A once-thriving mall in the 1970s has been given new life with a makeover that has transformed the center into a colorful—and crowded—town square successfully drawing on the diversity of its surrounding neighborhoods.
Atlanta’s Plaza Fiesta, once home to the Buford-Clairmont Mall, has developed a reputation for being a major destination for Hispanic clientele seeking food and merchandise from their native countries. Visitors don’t just come from the immediate area. On weekends, the mall attracts shoppers from as far as North Carolina, Alabama, and Tennessee.
So successful is the concept that owner The Legaspi Group has six similar malls across the country. Plaza Fiesta took in more than $100,000,000 last year, owners say.
It’s easy to see why the mall is frequently packed. Additions like a playground, plenty of family-friendly bathrooms, and benches make the mall a place to hang out, rather than just run around and shop. There’s also a one-stop shop where folks can get everything from dental work to tax preps, along with goods, many of which are imported from Mexico and Central America.
Further adding to the allure, Plaza Fiesta caters to the Hispanic tradition of the Sunday afternoon family stroll by offering special events most weekends, such as the annual Mexican Independence Day celebration.
By acknowledging the changing suburban landscape, Plaza Fiesta is sending a strong message that malls aren’t solely about shopping. It’s about community.

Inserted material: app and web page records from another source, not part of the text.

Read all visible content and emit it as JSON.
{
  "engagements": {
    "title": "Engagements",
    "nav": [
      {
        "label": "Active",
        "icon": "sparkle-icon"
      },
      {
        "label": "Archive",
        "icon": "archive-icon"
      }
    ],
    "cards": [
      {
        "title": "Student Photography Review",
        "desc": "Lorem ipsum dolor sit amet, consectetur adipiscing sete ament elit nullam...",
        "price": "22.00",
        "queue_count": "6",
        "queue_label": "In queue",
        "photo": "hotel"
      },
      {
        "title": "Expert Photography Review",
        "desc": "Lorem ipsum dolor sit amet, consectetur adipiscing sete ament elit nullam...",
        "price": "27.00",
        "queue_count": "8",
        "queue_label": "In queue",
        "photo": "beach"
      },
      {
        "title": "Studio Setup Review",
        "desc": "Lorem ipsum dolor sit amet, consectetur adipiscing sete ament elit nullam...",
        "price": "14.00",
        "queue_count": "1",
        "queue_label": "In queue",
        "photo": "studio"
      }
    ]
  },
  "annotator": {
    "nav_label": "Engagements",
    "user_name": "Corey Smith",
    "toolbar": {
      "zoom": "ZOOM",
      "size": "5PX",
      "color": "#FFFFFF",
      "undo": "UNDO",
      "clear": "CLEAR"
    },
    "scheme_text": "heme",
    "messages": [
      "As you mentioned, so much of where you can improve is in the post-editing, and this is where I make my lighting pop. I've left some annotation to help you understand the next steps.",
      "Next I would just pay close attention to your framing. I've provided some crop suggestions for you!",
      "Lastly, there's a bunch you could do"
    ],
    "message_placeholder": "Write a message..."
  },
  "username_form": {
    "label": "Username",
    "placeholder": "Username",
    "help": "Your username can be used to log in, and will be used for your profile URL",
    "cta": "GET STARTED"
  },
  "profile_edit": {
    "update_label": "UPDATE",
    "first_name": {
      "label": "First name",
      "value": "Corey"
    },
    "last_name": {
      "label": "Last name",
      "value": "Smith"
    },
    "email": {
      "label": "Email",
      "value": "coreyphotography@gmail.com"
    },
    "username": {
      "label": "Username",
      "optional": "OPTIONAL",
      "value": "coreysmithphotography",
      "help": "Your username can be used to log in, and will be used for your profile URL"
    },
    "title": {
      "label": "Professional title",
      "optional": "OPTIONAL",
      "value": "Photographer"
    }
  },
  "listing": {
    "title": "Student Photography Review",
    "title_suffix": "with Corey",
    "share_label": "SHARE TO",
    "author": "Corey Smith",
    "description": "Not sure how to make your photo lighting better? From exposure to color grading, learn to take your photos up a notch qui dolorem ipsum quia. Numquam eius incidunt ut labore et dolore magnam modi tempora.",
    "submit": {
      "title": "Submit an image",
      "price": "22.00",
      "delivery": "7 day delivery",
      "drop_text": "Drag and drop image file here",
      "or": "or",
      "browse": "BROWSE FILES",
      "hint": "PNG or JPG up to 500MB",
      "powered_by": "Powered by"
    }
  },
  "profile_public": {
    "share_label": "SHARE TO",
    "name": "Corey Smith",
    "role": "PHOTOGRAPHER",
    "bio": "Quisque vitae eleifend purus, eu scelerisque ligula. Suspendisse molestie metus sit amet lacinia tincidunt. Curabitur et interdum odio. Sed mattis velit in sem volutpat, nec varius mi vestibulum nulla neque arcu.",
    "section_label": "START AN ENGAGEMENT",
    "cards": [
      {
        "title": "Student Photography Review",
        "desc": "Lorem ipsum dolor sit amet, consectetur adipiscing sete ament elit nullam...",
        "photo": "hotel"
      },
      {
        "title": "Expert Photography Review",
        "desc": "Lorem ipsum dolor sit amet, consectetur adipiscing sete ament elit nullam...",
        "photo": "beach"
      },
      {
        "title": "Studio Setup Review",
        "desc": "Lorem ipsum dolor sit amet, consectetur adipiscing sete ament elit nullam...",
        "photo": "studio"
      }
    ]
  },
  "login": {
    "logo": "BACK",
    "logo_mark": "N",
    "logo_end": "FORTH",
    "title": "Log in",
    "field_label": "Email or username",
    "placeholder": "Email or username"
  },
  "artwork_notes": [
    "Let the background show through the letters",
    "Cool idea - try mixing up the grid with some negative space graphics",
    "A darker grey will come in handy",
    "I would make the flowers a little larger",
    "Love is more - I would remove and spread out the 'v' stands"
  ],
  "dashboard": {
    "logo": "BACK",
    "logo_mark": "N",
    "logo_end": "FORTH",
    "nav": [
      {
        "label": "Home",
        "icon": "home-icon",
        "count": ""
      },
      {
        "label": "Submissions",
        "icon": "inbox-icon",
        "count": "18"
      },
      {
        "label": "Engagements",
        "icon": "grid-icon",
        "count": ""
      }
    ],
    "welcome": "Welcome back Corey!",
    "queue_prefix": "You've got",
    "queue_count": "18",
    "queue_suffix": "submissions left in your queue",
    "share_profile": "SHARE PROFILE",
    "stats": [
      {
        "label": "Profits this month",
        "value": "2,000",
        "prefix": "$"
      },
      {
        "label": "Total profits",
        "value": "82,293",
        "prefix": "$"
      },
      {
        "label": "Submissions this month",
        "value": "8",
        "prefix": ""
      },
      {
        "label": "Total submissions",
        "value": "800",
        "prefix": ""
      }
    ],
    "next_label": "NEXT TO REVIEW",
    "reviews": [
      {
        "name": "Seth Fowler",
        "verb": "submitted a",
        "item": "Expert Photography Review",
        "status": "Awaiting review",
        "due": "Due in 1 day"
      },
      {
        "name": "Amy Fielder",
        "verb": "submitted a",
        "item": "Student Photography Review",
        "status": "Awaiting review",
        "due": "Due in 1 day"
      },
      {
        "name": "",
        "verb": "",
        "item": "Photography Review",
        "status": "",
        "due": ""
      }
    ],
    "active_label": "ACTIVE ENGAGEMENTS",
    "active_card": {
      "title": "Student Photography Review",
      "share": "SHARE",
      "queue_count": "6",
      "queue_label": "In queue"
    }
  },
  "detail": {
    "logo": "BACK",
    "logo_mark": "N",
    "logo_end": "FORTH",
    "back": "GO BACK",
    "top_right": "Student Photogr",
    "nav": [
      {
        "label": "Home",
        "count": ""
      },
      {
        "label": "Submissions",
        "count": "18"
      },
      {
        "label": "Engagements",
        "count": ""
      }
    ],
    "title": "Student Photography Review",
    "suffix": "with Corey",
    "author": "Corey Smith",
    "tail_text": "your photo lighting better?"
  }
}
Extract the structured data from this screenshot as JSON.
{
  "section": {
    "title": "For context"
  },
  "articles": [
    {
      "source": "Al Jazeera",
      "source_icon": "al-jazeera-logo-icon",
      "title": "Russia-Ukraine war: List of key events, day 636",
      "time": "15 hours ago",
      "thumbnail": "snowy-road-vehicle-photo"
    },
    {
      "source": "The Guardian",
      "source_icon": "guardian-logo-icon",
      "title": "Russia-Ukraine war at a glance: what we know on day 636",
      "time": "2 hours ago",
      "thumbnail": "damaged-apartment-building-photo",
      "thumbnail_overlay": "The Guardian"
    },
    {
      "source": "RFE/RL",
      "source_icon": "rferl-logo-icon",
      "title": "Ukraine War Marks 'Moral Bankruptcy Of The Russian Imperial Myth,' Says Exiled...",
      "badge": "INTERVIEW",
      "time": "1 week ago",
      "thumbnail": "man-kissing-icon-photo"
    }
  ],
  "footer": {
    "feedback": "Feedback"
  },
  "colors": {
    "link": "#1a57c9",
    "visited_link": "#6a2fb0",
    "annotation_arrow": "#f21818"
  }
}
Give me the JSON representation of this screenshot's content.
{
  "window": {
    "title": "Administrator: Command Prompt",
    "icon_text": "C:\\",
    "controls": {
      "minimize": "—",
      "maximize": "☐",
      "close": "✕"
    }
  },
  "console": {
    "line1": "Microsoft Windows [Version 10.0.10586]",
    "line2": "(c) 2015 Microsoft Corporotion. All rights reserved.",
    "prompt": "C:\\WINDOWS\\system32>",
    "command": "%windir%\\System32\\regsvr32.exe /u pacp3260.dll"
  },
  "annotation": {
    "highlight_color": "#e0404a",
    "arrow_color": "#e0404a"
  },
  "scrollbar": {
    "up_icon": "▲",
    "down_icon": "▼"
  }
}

Atlanta’s NPR station, 90.1FM WABE, has more on the mall with a slide show and audio.